City, Empire, Church

From the February 2014 Print Edition

Metamorphoses of the City: On the Western Dynamic
by pierre manent
harvard, 384 pages, $39.95Today little attention is paid to the historic visions of the best form of political order, because such forms inhibit the speculative dream world in which modern Western intellectuals seem ­increasingly to live. Form provides the boundaries that frame the basic requirements of liberal democracy, allowing us to know where those requirements are observed and where not. It is with this basic premise that Pierre Manent, one of the leading political theorists of our time, has repeatedly criticized both the aspiration to create a Europe that transcends the nation-state and traditional politics, and also the view that democracy can become universal without ­boundaries.In this new work, Manent, who teaches political philosophy at the Raymond Aron Center for Political Research in Paris, surveys the whole of the Western tradition in order to diagnose the current state of Western (especially European) modernity. He has treated such themes before, in An Intellectual History of Liberalism; A World Beyond Politics?: A Defense of the Nation-State; andDemocracy Without Nations?: The Fate of Self-Government in Europe. He pays close attention to the ways institutional forms “in-form”—shape and constrain—our understanding of the possibilities and limitations of politics. Without such forms what is possible or not for us is indeterminate, unbounded, encouraging speculation further and further removed from ­reality.He elaborates his thesis through acute, close readings of central texts in political thought, especially Aristotle, Cicero, Augustine, ­Machiavelli, Hobbes, Vico, Montesquieu, and Rousseau. His readings are brilliant but will be a challenge for readers who do not live with these texts. Continue Reading »

Sullivan’s Travels

From the October 2006 Print Edition

The Conservative Soul: How We Lost It, and How to Get It Back by Andrew Sullivan.

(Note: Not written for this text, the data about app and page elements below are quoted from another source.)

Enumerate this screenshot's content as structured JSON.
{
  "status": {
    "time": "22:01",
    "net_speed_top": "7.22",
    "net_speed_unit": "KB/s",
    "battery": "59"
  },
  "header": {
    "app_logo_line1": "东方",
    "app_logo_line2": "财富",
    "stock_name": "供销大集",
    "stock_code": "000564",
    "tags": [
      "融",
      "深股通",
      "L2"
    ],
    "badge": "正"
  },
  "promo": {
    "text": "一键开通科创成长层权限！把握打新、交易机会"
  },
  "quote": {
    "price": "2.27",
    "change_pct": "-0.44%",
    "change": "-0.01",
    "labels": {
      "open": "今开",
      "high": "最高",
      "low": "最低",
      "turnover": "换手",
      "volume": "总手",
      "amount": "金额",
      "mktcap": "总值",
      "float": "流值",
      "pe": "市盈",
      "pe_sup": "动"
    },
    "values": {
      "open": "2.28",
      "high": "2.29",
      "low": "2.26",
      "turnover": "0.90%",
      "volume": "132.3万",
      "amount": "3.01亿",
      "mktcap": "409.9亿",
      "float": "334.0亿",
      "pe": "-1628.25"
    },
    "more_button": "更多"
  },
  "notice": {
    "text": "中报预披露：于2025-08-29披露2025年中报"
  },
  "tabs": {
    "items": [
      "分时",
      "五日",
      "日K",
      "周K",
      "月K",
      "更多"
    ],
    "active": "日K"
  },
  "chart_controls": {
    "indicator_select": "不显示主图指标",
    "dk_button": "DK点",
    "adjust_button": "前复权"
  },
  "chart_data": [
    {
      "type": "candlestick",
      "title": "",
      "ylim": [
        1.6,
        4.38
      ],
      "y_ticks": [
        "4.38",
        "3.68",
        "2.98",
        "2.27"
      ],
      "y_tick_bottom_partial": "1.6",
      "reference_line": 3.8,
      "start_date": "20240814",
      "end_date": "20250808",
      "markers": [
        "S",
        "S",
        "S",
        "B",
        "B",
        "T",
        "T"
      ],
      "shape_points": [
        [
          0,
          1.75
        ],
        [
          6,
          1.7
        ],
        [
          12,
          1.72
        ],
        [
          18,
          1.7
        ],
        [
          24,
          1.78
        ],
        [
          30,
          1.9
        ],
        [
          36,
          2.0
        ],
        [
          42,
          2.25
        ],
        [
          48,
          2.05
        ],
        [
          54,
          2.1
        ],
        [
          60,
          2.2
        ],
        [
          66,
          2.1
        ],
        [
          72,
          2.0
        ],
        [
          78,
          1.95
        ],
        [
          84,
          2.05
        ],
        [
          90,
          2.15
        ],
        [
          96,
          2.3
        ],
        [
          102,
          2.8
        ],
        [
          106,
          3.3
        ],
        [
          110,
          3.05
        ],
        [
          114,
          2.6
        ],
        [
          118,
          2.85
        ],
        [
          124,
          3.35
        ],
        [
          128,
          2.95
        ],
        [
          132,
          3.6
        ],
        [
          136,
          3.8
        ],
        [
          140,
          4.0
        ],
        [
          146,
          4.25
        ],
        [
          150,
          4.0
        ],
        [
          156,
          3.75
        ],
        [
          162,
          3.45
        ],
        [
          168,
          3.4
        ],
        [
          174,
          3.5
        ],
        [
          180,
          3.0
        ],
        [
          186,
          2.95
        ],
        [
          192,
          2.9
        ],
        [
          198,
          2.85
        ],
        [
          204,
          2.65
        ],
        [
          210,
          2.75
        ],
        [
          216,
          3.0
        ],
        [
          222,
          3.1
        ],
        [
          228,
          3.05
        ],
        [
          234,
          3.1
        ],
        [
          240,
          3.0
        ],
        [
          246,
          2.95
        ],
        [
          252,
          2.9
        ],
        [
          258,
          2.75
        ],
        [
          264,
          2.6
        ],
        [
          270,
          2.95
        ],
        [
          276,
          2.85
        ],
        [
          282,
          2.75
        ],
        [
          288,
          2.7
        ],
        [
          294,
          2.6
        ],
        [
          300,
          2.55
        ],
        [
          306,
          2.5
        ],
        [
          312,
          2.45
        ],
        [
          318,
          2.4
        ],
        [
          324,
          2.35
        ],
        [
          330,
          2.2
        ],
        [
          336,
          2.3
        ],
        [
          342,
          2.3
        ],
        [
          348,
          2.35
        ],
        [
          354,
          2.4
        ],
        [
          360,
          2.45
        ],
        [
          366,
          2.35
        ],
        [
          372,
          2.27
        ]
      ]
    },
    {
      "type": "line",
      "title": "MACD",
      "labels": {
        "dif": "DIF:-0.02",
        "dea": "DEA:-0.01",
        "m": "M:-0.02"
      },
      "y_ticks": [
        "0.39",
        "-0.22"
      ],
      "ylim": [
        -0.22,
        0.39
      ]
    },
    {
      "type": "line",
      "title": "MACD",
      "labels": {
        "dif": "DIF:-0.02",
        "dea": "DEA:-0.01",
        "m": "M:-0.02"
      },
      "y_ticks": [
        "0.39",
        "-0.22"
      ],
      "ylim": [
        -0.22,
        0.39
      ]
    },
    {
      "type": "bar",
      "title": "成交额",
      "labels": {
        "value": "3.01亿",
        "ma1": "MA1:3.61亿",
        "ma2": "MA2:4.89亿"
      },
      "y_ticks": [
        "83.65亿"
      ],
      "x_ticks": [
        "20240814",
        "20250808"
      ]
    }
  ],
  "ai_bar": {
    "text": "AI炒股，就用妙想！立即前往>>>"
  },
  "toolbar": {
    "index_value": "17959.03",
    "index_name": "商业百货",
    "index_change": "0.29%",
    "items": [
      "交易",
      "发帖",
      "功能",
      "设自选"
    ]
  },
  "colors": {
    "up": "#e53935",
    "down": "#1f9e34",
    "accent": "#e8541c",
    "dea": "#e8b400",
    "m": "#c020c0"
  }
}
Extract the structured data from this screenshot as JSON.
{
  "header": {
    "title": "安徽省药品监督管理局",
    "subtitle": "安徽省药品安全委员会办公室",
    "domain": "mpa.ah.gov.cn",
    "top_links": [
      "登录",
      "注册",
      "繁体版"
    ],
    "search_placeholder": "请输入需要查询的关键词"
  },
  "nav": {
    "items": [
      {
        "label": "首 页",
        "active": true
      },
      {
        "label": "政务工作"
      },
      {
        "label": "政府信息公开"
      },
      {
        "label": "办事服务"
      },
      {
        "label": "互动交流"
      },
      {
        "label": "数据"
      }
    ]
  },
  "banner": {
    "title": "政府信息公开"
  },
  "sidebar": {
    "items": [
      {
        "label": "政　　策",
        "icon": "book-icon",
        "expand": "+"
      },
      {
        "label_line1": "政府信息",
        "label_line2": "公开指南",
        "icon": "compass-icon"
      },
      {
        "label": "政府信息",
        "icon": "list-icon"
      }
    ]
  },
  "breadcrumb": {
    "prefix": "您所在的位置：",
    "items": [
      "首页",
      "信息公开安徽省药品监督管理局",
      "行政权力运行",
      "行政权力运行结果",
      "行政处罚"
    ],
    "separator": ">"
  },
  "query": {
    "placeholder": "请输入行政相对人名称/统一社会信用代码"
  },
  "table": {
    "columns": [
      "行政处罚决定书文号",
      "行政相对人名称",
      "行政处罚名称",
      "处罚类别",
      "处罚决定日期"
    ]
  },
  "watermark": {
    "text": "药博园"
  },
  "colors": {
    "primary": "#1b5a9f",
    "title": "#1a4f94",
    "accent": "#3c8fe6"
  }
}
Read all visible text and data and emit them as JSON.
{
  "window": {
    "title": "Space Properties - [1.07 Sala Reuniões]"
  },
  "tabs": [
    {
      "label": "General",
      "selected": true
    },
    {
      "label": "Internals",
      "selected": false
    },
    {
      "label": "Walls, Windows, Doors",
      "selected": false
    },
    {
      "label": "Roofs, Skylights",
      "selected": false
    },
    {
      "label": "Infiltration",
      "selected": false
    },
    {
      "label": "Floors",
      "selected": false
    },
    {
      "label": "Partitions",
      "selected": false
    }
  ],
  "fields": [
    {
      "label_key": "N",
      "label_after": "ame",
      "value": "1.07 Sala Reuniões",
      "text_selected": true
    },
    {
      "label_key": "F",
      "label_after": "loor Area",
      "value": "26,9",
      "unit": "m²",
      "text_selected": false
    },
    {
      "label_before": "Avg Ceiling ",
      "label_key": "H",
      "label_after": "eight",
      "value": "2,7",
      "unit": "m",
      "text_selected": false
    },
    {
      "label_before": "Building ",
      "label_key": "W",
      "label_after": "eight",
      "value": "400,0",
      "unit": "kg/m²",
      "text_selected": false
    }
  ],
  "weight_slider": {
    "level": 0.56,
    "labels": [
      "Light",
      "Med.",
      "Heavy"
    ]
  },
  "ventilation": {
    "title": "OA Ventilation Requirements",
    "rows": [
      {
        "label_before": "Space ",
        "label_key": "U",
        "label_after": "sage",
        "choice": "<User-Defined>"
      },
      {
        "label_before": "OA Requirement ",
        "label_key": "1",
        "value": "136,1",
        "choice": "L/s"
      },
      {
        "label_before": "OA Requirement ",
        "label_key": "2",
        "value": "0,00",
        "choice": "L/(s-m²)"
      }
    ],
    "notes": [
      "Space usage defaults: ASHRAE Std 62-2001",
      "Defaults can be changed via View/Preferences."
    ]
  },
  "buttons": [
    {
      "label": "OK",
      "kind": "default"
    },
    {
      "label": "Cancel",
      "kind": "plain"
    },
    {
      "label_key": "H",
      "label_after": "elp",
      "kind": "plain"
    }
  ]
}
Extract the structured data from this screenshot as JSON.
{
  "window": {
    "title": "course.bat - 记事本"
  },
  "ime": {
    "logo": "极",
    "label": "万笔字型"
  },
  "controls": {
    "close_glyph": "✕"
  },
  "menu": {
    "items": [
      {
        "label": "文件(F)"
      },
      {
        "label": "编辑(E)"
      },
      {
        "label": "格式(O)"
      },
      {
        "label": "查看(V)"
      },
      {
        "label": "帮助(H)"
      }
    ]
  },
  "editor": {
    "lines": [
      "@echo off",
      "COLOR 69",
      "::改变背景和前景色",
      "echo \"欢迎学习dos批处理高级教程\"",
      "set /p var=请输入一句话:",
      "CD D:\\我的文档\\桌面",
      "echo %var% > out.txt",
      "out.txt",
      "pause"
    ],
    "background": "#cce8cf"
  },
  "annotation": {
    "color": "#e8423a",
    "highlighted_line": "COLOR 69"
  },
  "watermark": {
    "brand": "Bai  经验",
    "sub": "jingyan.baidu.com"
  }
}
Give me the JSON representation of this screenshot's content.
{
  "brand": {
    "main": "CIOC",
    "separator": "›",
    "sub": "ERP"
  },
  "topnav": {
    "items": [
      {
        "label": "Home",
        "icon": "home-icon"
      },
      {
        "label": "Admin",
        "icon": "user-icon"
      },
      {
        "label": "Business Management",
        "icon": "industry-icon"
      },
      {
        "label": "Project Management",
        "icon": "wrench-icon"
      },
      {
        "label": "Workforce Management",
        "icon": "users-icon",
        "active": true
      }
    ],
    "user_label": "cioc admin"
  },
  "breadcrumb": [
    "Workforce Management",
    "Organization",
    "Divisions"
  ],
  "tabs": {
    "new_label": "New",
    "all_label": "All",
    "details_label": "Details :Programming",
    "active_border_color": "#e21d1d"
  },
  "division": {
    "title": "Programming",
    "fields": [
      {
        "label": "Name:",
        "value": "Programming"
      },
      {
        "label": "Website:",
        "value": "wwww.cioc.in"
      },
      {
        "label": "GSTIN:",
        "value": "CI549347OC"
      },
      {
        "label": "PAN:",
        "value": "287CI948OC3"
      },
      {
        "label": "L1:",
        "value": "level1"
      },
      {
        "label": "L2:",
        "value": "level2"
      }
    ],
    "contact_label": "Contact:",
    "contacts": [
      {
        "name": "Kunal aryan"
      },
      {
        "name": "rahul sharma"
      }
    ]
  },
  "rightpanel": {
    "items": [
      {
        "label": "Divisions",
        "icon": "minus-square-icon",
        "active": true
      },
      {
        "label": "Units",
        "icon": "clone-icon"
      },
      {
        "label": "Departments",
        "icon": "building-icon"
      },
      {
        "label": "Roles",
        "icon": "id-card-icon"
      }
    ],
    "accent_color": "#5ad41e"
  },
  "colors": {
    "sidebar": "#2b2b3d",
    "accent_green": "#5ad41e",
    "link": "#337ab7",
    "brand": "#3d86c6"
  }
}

HarperCollins, 304 pages, $25.95. Andrew Sullivan’s most evident theme is that there are two kinds of conservatism struggling with each other: Sullivan’s kind and the perilous kind that is the nemesis of . . . . Continue Reading »